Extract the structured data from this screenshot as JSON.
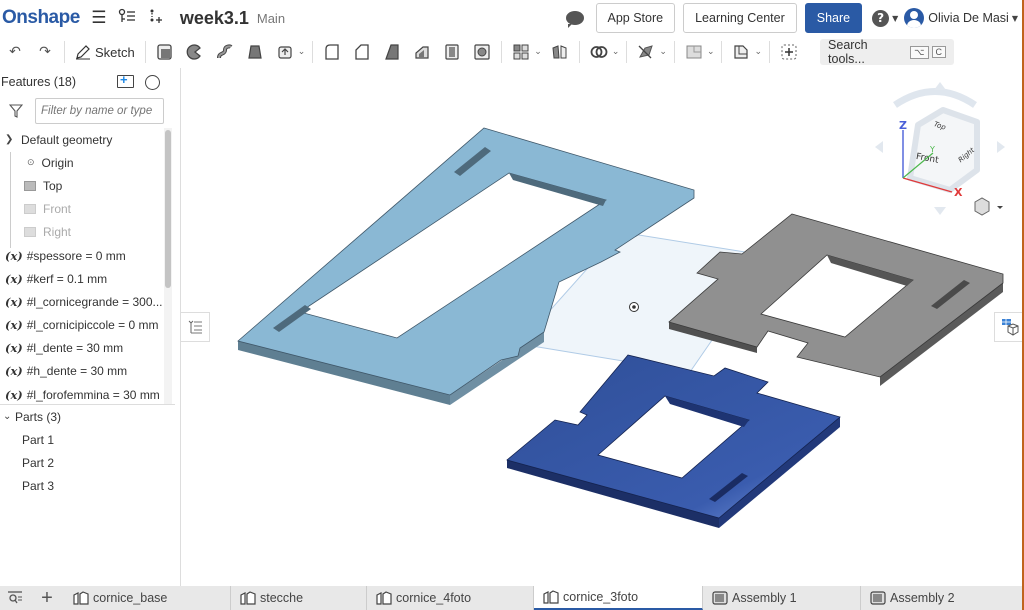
{
  "header": {
    "logo": "Onshape",
    "menu_icon": "hamburger-icon",
    "doc_title": "week3.1",
    "branch": "Main",
    "buttons": {
      "app_store": "App Store",
      "learning_center": "Learning Center",
      "share": "Share"
    },
    "help_glyph": "?",
    "user_name": "Olivia De Masi"
  },
  "toolbar": {
    "sketch_label": "Sketch",
    "search_placeholder": "Search tools...",
    "shortcut_keys": [
      "⌥",
      "C"
    ]
  },
  "feature_panel": {
    "title": "Features (18)",
    "filter_placeholder": "Filter by name or type",
    "default_geometry": {
      "label": "Default geometry",
      "items": [
        {
          "label": "Origin",
          "type": "origin"
        },
        {
          "label": "Top",
          "type": "plane",
          "visible": true
        },
        {
          "label": "Front",
          "type": "plane",
          "visible": false
        },
        {
          "label": "Right",
          "type": "plane",
          "visible": false
        }
      ]
    },
    "variables": [
      "#spessore = 0 mm",
      "#kerf = 0.1 mm",
      "#l_cornicegrande = 300...",
      "#l_cornicipiccole = 0 mm",
      "#l_dente = 30 mm",
      "#h_dente = 30 mm",
      "#l_forofemmina = 30 mm"
    ],
    "variable_icon": "(x)",
    "parts": {
      "label": "Parts (3)",
      "items": [
        "Part 1",
        "Part 2",
        "Part 3"
      ]
    }
  },
  "view_cube": {
    "faces": {
      "top": "Top",
      "front": "Front",
      "right": "Right"
    },
    "axes": {
      "x": "X",
      "y": "Y",
      "z": "Z"
    }
  },
  "viewport": {
    "parts": [
      {
        "name": "Part 1",
        "color": "#8ab8d4"
      },
      {
        "name": "Part 2",
        "color": "#8f8f8f"
      },
      {
        "name": "Part 3",
        "color": "#33539e"
      }
    ]
  },
  "tabs": [
    {
      "label": "cornice_base",
      "type": "part-studio",
      "active": false
    },
    {
      "label": "stecche",
      "type": "part-studio",
      "active": false
    },
    {
      "label": "cornice_4foto",
      "type": "part-studio",
      "active": false
    },
    {
      "label": "cornice_3foto",
      "type": "part-studio",
      "active": true
    },
    {
      "label": "Assembly 1",
      "type": "assembly",
      "active": false
    },
    {
      "label": "Assembly 2",
      "type": "assembly",
      "active": false
    }
  ]
}
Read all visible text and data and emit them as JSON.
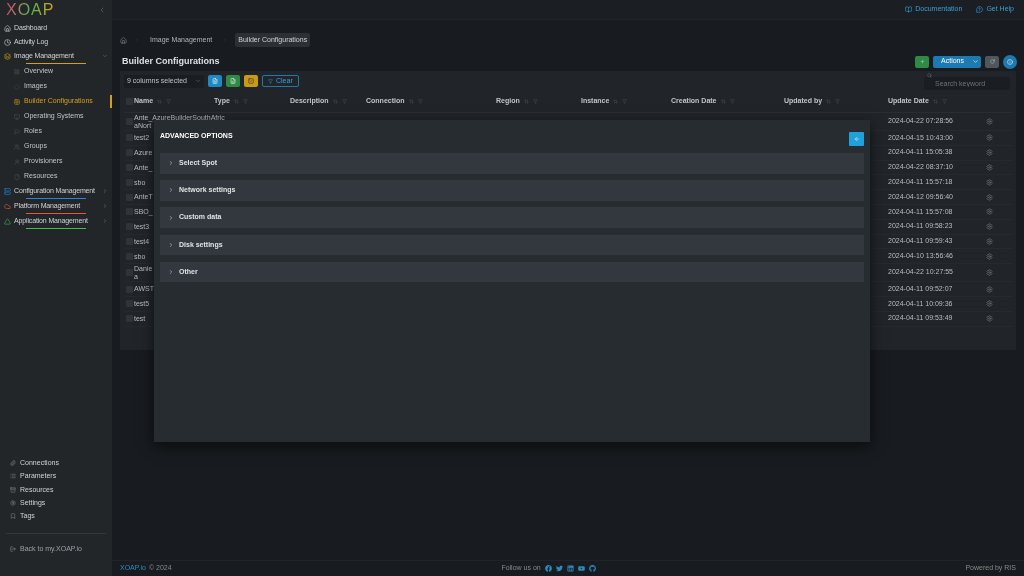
{
  "sidebar": {
    "logo": "XOAP",
    "nav": [
      {
        "kind": "link",
        "label": "Dashboard",
        "selected": false
      },
      {
        "kind": "link",
        "label": "Activity Log",
        "selected": false
      },
      {
        "kind": "group",
        "label": "Image Management",
        "expanded": true,
        "color": "#d4a017",
        "children": [
          {
            "label": "Overview",
            "selected": false
          },
          {
            "label": "Images",
            "selected": false
          },
          {
            "label": "Builder Configurations",
            "selected": true
          },
          {
            "label": "Operating Systems",
            "selected": false
          },
          {
            "label": "Roles",
            "selected": false
          },
          {
            "label": "Groups",
            "selected": false
          },
          {
            "label": "Provisioners",
            "selected": false
          },
          {
            "label": "Resources",
            "selected": false
          }
        ]
      },
      {
        "kind": "group",
        "label": "Configuration Management",
        "expanded": false,
        "color": "#1e88e5"
      },
      {
        "kind": "group",
        "label": "Platform Management",
        "expanded": false,
        "color": "#e0583a"
      },
      {
        "kind": "group",
        "label": "Application Management",
        "expanded": false,
        "color": "#3fb950"
      }
    ],
    "bottom": [
      "Connections",
      "Parameters",
      "Resources",
      "Settings",
      "Tags"
    ],
    "back": "Back to my.XOAP.io"
  },
  "header": {
    "links": [
      "Documentation",
      "Get Help"
    ]
  },
  "breadcrumb": [
    {
      "label": "Image Management",
      "selected": false
    },
    {
      "label": "Builder Configurations",
      "selected": true
    }
  ],
  "title": "Builder Configurations",
  "actions": {
    "label": "Actions"
  },
  "toolbar": {
    "columns": "9 columns selected",
    "clear": "Clear",
    "search_placeholder": "Search keyword"
  },
  "table": {
    "all_checked": false,
    "columns": [
      "Name",
      "Type",
      "Description",
      "Connection",
      "Region",
      "Instance",
      "Creation Date",
      "Updated by",
      "Update Date"
    ],
    "rows": [
      {
        "checked": false,
        "name": "Ante_AzureBuilderSouthAfric",
        "name_2": "aNort",
        "update": "2024-04-22 07:28:56"
      },
      {
        "checked": false,
        "name": "test2",
        "update": "2024-04-15 10:43:00"
      },
      {
        "checked": false,
        "name": "Azure",
        "update": "2024-04-11 15:05:38"
      },
      {
        "checked": false,
        "name": "Ante_",
        "update": "2024-04-22 08:37:10"
      },
      {
        "checked": false,
        "name": "sbo",
        "update": "2024-04-11 15:57:18"
      },
      {
        "checked": false,
        "name": "AnteT",
        "update": "2024-04-12 09:56:40"
      },
      {
        "checked": false,
        "name": "SBO_",
        "update": "2024-04-11 15:57:08"
      },
      {
        "checked": false,
        "name": "test3",
        "update": "2024-04-11 09:58:23"
      },
      {
        "checked": false,
        "name": "test4",
        "update": "2024-04-11 09:59:43"
      },
      {
        "checked": false,
        "name": "sbo",
        "update": "2024-04-10 13:56:46"
      },
      {
        "checked": false,
        "name": "Danie",
        "name_2": "a",
        "update": "2024-04-22 10:27:55"
      },
      {
        "checked": false,
        "name": "AWST",
        "update": "2024-04-11 09:52:07"
      },
      {
        "checked": false,
        "name": "test5",
        "update": "2024-04-11 10:09:36"
      },
      {
        "checked": false,
        "name": "test",
        "update": "2024-04-11 09:53:49"
      }
    ]
  },
  "modal": {
    "title": "ADVANCED OPTIONS",
    "sections": [
      {
        "label": "Select Spot",
        "expanded": false
      },
      {
        "label": "Network settings",
        "expanded": false
      },
      {
        "label": "Custom data",
        "expanded": false
      },
      {
        "label": "Disk settings",
        "expanded": false
      },
      {
        "label": "Other",
        "expanded": false
      }
    ]
  },
  "footer": {
    "brand": "XOAP.io",
    "copyright": "© 2024",
    "follow": "Follow us on",
    "powered": "Powered by RIS"
  }
}
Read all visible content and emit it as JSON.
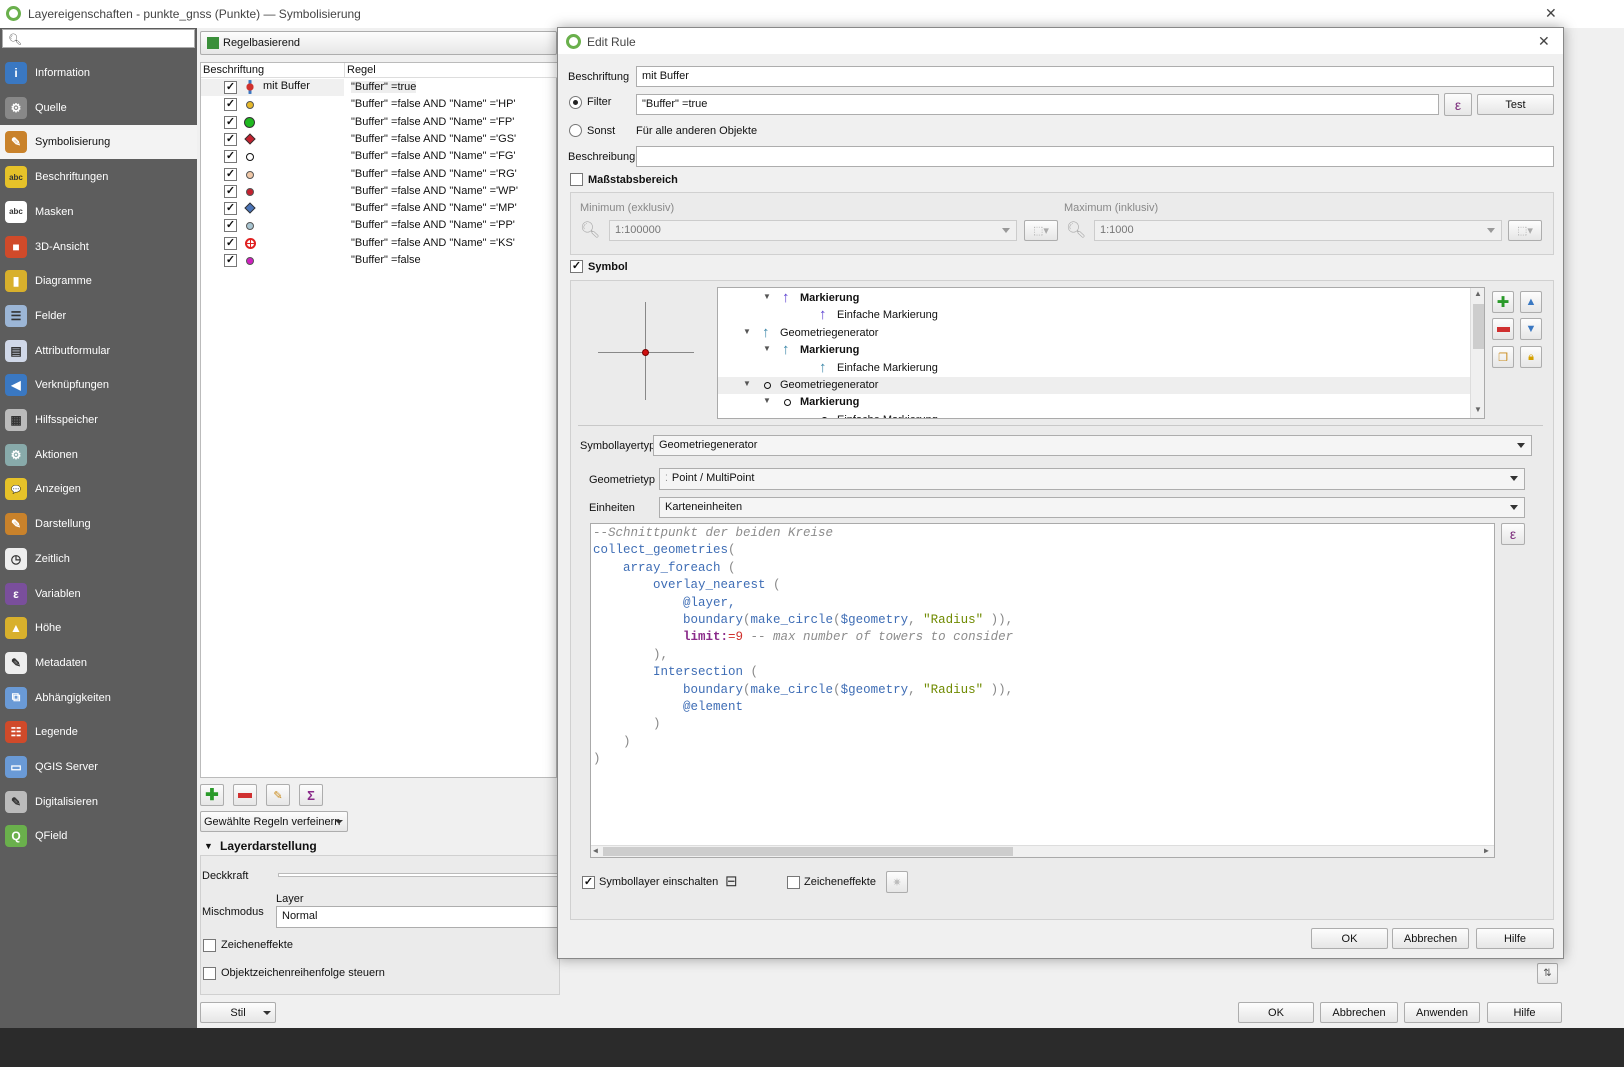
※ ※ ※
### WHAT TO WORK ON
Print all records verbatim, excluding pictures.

### RESPONSE BELOW
Extract the structured data from this screenshot as JSON.
{
  "header": {
    "logo": "Onshape",
    "menu_icon": "hamburger-icon",
    "doc_title": "week3.1",
    "branch": "Main",
    "buttons": {
      "app_store": "App Store",
      "learning_center": "Learning Center",
      "share": "Share"
    },
    "help_glyph": "?",
    "user_name": "Olivia De Masi"
  },
  "toolbar": {
    "sketch_label": "Sketch",
    "search_placeholder": "Search tools...",
    "shortcut_keys": [
      "⌥",
      "C"
    ]
  },
  "feature_panel": {
    "title": "Features (18)",
    "filter_placeholder": "Filter by name or type",
    "default_geometry": {
      "label": "Default geometry",
      "items": [
        {
          "label": "Origin",
          "type": "origin"
        },
        {
          "label": "Top",
          "type": "plane",
          "visible": true
        },
        {
          "label": "Front",
          "type": "plane",
          "visible": false
        },
        {
          "label": "Right",
          "type": "plane",
          "visible": false
        }
      ]
    },
    "variables": [
      "#spessore = 0 mm",
      "#kerf = 0.1 mm",
      "#l_cornicegrande = 300...",
      "#l_cornicipiccole = 0 mm",
      "#l_dente = 30 mm",
      "#h_dente = 30 mm",
      "#l_forofemmina = 30 mm"
    ],
    "variable_icon": "(x)",
    "parts": {
      "label": "Parts (3)",
      "items": [
        "Part 1",
        "Part 2",
        "Part 3"
      ]
    }
  },
  "view_cube": {
    "faces": {
      "top": "Top",
      "front": "Front",
      "right": "Right"
    },
    "axes": {
      "x": "X",
      "y": "Y",
      "z": "Z"
    }
  },
  "viewport": {
    "parts": [
      {
        "name": "Part 1",
        "color": "#8ab8d4"
      },
      {
        "name": "Part 2",
        "color": "#8f8f8f"
      },
      {
        "name": "Part 3",
        "color": "#33539e"
      }
    ]
  },
  "tabs": [
    {
      "label": "cornice_base",
      "type": "part-studio",
      "active": false
    },
    {
      "label": "stecche",
      "type": "part-studio",
      "active": false
    },
    {
      "label": "cornice_4foto",
      "type": "part-studio",
      "active": false
    },
    {
      "label": "cornice_3foto",
      "type": "part-studio",
      "active": true
    },
    {
      "label": "Assembly 1",
      "type": "assembly",
      "active": false
    },
    {
      "label": "Assembly 2",
      "type": "assembly",
      "active": false
    }
  ]
}
Read all visible text and data and emit them as JSON.
{
  "sidebar": {
    "logo": "XOAP",
    "nav": [
      {
        "kind": "link",
        "label": "Dashboard",
        "selected": false
      },
      {
        "kind": "link",
        "label": "Activity Log",
        "selected": false
      },
      {
        "kind": "group",
        "label": "Image Management",
        "expanded": true,
        "color": "#d4a017",
        "children": [
          {
            "label": "Overview",
            "selected": false
          },
          {
            "label": "Images",
            "selected": false
          },
          {
            "label": "Builder Configurations",
            "selected": true
          },
          {
            "label": "Operating Systems",
            "selected": false
          },
          {
            "label": "Roles",
            "selected": false
          },
          {
            "label": "Groups",
            "selected": false
          },
          {
            "label": "Provisioners",
            "selected": false
          },
          {
            "label": "Resources",
            "selected": false
          }
        ]
      },
      {
        "kind": "group",
        "label": "Configuration Management",
        "expanded": false,
        "color": "#1e88e5"
      },
      {
        "kind": "group",
        "label": "Platform Management",
        "expanded": false,
        "color": "#e0583a"
      },
      {
        "kind": "group",
        "label": "Application Management",
        "expanded": false,
        "color": "#3fb950"
      }
    ],
    "bottom": [
      "Connections",
      "Parameters",
      "Resources",
      "Settings",
      "Tags"
    ],
    "back": "Back to my.XOAP.io"
  },
  "header": {
    "links": [
      "Documentation",
      "Get Help"
    ]
  },
  "breadcrumb": [
    {
      "label": "Image Management",
      "selected": false
    },
    {
      "label": "Builder Configurations",
      "selected": true
    }
  ],
  "title": "Builder Configurations",
  "actions": {
    "label": "Actions"
  },
  "toolbar": {
    "columns": "9 columns selected",
    "clear": "Clear",
    "search_placeholder": "Search keyword"
  },
  "table": {
    "all_checked": false,
    "columns": [
      "Name",
      "Type",
      "Description",
      "Connection",
      "Region",
      "Instance",
      "Creation Date",
      "Updated by",
      "Update Date"
    ],
    "rows": [
      {
        "checked": false,
        "name": "Ante_AzureBuilderSouthAfric",
        "name_2": "aNort",
        "update": "2024-04-22 07:28:56"
      },
      {
        "checked": false,
        "name": "test2",
        "update": "2024-04-15 10:43:00"
      },
      {
        "checked": false,
        "name": "Azure",
        "update": "2024-04-11 15:05:38"
      },
      {
        "checked": false,
        "name": "Ante_",
        "update": "2024-04-22 08:37:10"
      },
      {
        "checked": false,
        "name": "sbo",
        "update": "2024-04-11 15:57:18"
      },
      {
        "checked": false,
        "name": "AnteT",
        "update": "2024-04-12 09:56:40"
      },
      {
        "checked": false,
        "name": "SBO_",
        "update": "2024-04-11 15:57:08"
      },
      {
        "checked": false,
        "name": "test3",
        "update": "2024-04-11 09:58:23"
      },
      {
        "checked": false,
        "name": "test4",
        "update": "2024-04-11 09:59:43"
      },
      {
        "checked": false,
        "name": "sbo",
        "update": "2024-04-10 13:56:46"
      },
      {
        "checked": false,
        "name": "Danie",
        "name_2": "a",
        "update": "2024-04-22 10:27:55"
      },
      {
        "checked": false,
        "name": "AWST",
        "update": "2024-04-11 09:52:07"
      },
      {
        "checked": false,
        "name": "test5",
        "update": "2024-04-11 10:09:36"
      },
      {
        "checked": false,
        "name": "test",
        "update": "2024-04-11 09:53:49"
      }
    ]
  },
  "modal": {
    "title": "ADVANCED OPTIONS",
    "sections": [
      {
        "label": "Select Spot",
        "expanded": false
      },
      {
        "label": "Network settings",
        "expanded": false
      },
      {
        "label": "Custom data",
        "expanded": false
      },
      {
        "label": "Disk settings",
        "expanded": false
      },
      {
        "label": "Other",
        "expanded": false
      }
    ]
  },
  "footer": {
    "brand": "XOAP.io",
    "copyright": "© 2024",
    "follow": "Follow us on",
    "powered": "Powered by RIS"
  }
}
Read all visible content and emit it as JSON.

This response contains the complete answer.